-- Task objective --
Find the lines in these entries that include the word "tags" and state how many there are, with no other words.
[Opening Provided data section]
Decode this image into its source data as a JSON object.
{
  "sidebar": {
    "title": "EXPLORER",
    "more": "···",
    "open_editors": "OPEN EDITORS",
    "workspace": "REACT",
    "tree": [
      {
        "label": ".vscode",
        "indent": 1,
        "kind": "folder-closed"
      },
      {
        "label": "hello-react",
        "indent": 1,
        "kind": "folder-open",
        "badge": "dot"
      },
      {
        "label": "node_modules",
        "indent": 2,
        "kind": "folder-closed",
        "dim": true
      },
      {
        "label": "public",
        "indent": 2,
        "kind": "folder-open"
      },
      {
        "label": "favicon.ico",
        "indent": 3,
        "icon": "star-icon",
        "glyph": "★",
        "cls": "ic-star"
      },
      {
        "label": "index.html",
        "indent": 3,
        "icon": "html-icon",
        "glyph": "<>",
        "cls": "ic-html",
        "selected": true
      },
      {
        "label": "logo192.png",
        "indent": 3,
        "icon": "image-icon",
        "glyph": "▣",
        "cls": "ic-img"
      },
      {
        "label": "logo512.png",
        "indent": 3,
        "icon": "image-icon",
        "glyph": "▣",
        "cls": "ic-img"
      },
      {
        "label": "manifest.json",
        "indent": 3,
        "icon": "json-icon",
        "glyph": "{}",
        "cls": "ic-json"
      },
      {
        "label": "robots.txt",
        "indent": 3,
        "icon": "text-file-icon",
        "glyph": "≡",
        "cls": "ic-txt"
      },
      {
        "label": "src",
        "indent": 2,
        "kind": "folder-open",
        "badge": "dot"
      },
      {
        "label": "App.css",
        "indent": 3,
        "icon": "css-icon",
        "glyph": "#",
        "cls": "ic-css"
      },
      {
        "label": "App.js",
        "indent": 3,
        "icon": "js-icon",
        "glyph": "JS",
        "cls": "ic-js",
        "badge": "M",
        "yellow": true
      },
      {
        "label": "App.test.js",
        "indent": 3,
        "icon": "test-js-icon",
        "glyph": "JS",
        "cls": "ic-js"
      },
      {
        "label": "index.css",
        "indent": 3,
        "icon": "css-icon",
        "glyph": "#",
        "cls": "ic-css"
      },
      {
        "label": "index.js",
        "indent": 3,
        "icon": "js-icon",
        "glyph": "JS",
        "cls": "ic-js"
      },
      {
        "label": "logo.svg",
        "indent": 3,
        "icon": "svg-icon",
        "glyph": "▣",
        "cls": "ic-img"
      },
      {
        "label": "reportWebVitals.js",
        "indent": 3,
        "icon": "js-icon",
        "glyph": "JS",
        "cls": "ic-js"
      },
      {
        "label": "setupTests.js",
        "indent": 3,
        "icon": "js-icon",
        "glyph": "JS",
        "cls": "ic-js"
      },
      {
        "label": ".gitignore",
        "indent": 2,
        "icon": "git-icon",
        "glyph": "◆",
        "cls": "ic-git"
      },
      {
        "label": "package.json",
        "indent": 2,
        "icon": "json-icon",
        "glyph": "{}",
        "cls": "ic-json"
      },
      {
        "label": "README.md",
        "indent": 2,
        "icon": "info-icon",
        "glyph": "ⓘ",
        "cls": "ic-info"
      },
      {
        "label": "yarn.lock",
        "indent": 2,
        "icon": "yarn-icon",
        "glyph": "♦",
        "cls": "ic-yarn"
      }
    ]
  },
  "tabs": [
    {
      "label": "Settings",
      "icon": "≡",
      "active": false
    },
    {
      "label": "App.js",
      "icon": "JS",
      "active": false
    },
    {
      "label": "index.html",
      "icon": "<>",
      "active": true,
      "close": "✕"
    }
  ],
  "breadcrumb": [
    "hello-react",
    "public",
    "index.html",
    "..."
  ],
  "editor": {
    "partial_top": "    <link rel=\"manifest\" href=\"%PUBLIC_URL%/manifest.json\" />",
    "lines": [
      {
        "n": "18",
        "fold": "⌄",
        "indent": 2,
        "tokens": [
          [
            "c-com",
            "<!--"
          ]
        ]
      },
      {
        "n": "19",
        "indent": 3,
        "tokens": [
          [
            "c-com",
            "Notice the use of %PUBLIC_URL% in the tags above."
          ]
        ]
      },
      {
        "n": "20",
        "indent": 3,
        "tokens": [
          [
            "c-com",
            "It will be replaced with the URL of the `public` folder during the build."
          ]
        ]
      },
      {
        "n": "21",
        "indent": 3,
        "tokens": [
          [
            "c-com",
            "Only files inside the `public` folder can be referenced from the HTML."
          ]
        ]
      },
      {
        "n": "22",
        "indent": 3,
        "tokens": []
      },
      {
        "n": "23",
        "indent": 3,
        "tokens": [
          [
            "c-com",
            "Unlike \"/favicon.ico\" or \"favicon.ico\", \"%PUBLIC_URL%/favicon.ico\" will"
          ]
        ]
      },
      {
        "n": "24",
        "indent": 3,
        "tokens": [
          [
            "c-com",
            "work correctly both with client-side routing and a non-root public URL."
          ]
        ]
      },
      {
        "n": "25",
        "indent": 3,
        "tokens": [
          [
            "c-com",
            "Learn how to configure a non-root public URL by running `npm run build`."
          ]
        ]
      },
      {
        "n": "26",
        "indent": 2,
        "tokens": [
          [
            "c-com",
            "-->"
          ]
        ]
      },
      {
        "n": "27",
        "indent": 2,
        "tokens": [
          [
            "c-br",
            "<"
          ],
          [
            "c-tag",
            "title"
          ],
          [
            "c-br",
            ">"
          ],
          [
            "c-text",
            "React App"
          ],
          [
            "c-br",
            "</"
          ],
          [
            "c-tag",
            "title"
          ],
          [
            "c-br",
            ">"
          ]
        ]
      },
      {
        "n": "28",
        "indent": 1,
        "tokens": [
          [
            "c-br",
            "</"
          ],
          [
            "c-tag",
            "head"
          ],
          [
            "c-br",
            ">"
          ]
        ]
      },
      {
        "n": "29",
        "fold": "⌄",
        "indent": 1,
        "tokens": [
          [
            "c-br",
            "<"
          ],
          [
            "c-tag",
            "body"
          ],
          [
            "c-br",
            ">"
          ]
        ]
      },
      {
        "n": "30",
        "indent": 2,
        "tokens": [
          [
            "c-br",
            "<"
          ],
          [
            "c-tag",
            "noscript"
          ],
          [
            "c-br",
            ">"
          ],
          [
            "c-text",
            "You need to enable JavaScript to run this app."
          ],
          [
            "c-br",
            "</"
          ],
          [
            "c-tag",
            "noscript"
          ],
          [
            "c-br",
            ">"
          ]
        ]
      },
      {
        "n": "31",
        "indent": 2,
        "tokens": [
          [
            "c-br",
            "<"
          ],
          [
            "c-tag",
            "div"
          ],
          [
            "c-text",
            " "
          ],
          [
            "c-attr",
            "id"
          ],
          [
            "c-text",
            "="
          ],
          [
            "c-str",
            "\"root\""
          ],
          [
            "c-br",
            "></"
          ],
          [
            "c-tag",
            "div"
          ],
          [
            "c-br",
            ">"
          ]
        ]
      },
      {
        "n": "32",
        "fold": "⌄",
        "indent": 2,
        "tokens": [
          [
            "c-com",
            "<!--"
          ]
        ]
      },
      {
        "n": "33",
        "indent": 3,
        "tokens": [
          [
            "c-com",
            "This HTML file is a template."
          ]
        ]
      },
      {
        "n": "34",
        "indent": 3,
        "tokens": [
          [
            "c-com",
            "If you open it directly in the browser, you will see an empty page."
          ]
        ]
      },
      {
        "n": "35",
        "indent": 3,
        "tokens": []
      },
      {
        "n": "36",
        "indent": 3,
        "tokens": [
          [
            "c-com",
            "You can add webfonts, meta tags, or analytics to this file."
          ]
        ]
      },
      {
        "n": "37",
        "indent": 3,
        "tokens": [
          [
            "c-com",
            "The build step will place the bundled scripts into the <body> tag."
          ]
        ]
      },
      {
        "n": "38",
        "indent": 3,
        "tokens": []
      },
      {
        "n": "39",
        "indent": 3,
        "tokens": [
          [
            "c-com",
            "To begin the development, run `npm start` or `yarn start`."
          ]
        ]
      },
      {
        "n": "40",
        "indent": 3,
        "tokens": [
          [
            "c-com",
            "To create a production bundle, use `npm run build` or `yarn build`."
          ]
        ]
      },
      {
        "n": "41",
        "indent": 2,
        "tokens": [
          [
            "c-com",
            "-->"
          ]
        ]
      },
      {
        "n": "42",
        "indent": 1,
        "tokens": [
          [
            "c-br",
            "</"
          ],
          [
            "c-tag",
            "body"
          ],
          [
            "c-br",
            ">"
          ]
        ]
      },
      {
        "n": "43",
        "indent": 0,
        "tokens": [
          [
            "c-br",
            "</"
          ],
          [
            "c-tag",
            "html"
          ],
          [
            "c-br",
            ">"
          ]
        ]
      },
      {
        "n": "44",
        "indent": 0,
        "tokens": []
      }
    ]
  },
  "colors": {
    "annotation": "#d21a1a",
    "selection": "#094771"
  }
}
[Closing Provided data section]
-- Result of this task --
2